### Exercise directions
A word-for-word restatement of every record is required.

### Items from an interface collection
=== Begin Enclosure ===

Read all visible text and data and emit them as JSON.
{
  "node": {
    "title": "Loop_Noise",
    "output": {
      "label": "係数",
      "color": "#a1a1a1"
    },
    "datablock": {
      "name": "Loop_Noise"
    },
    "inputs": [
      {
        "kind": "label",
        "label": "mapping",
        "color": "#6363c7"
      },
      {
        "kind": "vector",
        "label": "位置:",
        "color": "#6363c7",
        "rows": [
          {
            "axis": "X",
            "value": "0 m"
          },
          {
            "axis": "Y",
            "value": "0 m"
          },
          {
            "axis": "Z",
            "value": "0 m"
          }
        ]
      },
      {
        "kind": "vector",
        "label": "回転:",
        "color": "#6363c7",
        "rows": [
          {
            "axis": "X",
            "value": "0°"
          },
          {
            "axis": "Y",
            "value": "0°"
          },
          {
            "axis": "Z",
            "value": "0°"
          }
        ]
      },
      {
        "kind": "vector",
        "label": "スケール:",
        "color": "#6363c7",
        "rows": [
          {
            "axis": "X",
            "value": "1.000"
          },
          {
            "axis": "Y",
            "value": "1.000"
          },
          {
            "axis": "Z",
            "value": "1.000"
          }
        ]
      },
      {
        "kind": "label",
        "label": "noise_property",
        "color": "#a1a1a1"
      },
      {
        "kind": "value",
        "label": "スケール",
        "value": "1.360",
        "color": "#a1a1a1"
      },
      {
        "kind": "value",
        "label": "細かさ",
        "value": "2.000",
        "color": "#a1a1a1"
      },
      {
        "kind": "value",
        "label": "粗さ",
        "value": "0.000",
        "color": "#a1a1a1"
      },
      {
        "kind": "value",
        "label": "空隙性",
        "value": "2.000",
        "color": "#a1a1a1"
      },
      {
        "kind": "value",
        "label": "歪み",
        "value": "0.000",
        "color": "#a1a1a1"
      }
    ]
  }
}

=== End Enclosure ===

### Written solution
Read all visible text and data and emit them as JSON.
{
  "node": {
    "title": "Loop_Noise",
    "output": {
      "label": "係数",
      "color": "#a1a1a1"
    },
    "datablock": {
      "name": "Loop_Noise"
    },
    "inputs": [
      {
        "kind": "label",
        "label": "mapping",
        "color": "#6363c7"
      },
      {
        "kind": "vector",
        "label": "位置:",
        "color": "#6363c7",
        "rows": [
          {
            "axis": "X",
            "value": "0 m"
          },
          {
            "axis": "Y",
            "value": "0 m"
          },
          {
            "axis": "Z",
            "value": "0 m"
          }
        ]
      },
      {
        "kind": "vector",
        "label": "回転:",
        "color": "#6363c7",
        "rows": [
          {
            "axis": "X",
            "value": "0°"
          },
          {
            "axis": "Y",
            "value": "0°"
          },
          {
            "axis": "Z",
            "value": "0°"
          }
        ]
      },
      {
        "kind": "vector",
        "label": "スケール:",
        "color": "#6363c7",
        "rows": [
          {
            "axis": "X",
            "value": "1.000"
          },
          {
            "axis": "Y",
            "value": "1.000"
          },
          {
            "axis": "Z",
            "value": "1.000"
          }
        ]
      },
      {
        "kind": "label",
        "label": "noise_property",
        "color": "#a1a1a1"
      },
      {
        "kind": "value",
        "label": "スケール",
        "value": "1.360",
        "color": "#a1a1a1"
      },
      {
        "kind": "value",
        "label": "細かさ",
        "value": "2.000",
        "color": "#a1a1a1"
      },
      {
        "kind": "value",
        "label": "粗さ",
        "value": "0.000",
        "color": "#a1a1a1"
      },
      {
        "kind": "value",
        "label": "空隙性",
        "value": "2.000",
        "color": "#a1a1a1"
      },
      {
        "kind": "value",
        "label": "歪み",
        "value": "0.000",
        "color": "#a1a1a1"
      }
    ]
  }
}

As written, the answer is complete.